■ **What you will do**:
The word "index" occurs in some lines of the listing. Copy those lines.
_ _ _ _ _ _ _
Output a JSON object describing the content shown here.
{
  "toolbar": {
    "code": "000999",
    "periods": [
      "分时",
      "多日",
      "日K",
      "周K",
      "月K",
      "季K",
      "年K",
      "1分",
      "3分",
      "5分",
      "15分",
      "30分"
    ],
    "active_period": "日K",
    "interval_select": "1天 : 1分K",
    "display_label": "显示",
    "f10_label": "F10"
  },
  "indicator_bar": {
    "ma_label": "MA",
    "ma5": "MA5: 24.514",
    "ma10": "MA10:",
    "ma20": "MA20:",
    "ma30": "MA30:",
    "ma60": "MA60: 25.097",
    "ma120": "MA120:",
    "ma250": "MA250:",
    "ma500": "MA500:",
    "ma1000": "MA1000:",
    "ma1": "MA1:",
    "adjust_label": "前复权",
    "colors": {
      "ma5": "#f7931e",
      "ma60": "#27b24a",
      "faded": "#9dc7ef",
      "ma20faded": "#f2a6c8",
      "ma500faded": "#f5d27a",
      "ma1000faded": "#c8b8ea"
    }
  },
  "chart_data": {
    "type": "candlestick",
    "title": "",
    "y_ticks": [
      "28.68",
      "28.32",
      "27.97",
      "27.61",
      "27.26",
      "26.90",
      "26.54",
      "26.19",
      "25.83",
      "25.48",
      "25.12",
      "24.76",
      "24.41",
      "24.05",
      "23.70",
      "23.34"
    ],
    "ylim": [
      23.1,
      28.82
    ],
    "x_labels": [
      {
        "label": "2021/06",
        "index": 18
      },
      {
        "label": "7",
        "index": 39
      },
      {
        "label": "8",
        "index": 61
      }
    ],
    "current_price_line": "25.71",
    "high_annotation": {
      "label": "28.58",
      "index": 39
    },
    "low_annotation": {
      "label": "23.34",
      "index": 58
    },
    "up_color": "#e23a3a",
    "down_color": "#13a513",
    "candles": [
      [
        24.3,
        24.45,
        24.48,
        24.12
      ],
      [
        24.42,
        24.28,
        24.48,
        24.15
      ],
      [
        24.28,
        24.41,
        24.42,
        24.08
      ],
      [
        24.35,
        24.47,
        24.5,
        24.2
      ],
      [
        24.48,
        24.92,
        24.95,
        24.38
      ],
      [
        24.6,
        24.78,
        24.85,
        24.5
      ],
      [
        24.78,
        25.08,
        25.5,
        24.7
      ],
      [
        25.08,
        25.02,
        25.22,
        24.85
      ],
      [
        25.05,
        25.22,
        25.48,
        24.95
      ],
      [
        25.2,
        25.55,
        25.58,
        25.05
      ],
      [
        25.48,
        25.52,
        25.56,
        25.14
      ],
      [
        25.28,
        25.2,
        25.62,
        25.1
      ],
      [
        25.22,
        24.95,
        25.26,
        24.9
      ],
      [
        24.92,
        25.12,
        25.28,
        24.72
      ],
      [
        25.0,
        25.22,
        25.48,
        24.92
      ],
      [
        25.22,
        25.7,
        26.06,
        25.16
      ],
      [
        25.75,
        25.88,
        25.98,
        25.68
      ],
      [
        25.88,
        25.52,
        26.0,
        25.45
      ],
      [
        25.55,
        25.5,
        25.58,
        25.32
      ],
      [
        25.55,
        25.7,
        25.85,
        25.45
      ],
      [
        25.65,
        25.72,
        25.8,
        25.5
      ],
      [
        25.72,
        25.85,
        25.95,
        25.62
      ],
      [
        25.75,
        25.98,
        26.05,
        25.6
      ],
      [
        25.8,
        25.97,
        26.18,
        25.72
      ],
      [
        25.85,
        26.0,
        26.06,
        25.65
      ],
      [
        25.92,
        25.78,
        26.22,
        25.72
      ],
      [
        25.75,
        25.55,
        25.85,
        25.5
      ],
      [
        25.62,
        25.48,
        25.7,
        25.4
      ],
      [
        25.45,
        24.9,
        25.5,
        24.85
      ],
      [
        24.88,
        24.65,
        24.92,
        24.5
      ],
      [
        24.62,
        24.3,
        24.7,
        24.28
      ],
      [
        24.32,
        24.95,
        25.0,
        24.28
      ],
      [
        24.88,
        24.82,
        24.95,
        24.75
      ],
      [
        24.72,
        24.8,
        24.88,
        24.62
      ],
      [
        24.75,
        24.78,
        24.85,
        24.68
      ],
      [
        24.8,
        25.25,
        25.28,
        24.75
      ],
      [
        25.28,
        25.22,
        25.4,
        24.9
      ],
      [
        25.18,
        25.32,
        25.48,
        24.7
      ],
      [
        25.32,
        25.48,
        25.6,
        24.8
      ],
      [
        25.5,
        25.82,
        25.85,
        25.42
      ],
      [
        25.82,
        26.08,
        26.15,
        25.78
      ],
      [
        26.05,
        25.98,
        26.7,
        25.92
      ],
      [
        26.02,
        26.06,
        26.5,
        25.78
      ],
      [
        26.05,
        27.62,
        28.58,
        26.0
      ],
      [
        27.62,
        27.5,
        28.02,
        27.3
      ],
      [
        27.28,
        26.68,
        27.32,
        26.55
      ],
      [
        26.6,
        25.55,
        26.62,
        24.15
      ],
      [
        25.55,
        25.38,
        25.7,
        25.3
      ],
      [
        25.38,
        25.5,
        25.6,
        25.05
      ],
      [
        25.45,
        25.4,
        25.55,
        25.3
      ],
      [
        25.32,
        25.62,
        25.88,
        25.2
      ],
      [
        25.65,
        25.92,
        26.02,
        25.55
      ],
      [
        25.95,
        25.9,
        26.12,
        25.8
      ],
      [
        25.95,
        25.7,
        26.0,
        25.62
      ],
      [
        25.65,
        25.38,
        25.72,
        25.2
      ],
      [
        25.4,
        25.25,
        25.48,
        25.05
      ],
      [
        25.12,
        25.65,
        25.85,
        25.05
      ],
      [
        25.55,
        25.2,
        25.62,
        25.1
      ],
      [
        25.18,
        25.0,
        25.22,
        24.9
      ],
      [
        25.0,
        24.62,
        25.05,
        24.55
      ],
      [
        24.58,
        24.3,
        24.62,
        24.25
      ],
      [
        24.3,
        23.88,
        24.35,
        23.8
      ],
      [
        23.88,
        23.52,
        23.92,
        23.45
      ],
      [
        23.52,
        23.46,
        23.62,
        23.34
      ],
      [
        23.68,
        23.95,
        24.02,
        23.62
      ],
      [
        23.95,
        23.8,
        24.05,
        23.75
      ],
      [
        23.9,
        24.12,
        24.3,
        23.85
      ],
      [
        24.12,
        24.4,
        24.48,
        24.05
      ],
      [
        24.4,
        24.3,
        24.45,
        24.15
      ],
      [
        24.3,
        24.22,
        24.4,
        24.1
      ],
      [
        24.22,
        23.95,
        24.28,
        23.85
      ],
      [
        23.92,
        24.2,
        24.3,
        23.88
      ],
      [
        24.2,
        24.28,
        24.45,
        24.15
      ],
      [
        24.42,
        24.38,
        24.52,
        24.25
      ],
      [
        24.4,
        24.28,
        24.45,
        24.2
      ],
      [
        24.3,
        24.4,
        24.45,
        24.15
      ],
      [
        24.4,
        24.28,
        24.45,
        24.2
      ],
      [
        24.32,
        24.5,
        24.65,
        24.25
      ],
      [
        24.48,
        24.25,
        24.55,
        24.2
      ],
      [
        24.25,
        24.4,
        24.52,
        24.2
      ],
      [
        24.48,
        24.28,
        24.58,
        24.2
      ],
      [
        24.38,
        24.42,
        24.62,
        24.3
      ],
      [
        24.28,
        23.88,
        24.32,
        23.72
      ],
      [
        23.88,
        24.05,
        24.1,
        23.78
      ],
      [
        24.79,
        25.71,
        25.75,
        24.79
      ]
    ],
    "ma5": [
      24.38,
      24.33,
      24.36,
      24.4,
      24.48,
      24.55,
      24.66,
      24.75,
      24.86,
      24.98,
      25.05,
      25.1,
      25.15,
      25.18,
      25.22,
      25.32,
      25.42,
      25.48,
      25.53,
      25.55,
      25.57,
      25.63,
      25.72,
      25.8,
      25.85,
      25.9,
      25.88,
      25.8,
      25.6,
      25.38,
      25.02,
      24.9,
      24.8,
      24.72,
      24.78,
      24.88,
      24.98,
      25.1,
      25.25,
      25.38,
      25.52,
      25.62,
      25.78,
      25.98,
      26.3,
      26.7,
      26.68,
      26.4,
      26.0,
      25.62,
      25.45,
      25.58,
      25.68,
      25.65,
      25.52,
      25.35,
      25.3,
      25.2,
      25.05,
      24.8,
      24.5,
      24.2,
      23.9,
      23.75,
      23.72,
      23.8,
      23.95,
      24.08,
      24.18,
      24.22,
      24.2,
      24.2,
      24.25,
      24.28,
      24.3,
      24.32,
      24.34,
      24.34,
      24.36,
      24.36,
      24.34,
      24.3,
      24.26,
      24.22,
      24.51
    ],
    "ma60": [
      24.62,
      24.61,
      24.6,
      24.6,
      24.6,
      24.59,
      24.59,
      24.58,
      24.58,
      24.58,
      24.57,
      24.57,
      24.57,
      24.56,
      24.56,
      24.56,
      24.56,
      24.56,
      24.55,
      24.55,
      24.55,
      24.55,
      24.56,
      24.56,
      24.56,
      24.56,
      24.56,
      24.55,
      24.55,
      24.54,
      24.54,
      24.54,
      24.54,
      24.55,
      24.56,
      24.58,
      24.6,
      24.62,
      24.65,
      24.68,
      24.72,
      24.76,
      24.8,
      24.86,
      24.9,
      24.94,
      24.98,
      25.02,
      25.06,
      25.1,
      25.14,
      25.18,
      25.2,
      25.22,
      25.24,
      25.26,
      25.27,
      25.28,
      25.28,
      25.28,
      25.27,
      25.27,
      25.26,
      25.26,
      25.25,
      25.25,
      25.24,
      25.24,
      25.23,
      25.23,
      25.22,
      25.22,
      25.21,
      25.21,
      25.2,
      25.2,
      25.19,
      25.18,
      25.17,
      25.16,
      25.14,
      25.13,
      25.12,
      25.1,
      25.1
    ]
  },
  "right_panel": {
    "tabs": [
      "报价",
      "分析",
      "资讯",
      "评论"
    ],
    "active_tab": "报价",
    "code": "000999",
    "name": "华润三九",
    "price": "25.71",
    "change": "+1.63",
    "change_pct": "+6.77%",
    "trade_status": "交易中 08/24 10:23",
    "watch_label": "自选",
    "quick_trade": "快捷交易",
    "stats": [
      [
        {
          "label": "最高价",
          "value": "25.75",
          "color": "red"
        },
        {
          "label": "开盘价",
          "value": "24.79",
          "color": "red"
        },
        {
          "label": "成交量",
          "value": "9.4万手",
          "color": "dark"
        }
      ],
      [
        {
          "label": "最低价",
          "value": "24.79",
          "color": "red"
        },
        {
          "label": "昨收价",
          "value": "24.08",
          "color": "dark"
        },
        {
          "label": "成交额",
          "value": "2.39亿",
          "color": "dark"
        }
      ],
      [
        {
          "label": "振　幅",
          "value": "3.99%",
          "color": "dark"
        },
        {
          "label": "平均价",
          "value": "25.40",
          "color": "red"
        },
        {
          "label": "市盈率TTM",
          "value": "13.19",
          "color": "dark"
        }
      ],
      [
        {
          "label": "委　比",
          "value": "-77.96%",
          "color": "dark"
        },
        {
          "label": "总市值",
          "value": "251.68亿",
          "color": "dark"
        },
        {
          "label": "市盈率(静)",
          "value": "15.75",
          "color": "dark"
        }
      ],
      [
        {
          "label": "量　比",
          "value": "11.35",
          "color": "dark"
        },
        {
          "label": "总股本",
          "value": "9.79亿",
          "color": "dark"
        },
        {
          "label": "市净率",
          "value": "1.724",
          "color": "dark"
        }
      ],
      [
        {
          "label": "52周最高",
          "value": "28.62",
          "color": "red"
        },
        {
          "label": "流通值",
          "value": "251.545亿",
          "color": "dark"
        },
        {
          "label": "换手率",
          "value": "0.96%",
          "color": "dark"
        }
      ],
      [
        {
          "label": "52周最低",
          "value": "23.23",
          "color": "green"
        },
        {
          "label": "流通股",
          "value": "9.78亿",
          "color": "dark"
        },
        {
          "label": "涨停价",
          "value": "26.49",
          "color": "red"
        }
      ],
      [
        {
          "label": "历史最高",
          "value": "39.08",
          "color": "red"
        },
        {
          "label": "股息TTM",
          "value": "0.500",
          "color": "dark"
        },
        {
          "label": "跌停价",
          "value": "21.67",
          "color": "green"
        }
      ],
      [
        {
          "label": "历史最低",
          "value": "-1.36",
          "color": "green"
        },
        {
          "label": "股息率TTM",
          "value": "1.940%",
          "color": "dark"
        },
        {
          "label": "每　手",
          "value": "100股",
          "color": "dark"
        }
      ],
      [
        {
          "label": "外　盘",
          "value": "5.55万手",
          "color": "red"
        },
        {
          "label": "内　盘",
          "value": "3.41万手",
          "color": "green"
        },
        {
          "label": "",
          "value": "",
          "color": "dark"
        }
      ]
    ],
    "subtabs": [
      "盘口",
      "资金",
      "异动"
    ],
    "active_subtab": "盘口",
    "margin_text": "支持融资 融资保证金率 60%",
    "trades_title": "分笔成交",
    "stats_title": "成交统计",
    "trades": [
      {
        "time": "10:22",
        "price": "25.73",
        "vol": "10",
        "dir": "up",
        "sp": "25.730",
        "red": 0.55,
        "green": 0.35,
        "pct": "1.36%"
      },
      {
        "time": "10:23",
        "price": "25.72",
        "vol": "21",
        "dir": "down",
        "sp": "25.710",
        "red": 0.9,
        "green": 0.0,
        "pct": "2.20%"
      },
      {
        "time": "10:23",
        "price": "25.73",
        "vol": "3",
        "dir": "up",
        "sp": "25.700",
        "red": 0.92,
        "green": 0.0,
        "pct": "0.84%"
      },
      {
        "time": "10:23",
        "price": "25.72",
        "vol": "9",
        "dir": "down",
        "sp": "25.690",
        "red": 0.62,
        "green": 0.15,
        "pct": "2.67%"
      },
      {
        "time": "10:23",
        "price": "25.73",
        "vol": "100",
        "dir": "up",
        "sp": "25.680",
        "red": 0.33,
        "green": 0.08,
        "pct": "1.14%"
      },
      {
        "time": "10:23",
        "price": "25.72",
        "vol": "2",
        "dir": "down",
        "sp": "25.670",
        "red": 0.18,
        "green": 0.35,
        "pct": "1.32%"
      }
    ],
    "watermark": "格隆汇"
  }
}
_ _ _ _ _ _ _
■ **Answer**:
        "index": 18
        "index": 39
        "index": 61
      "index": 39
      "index": 58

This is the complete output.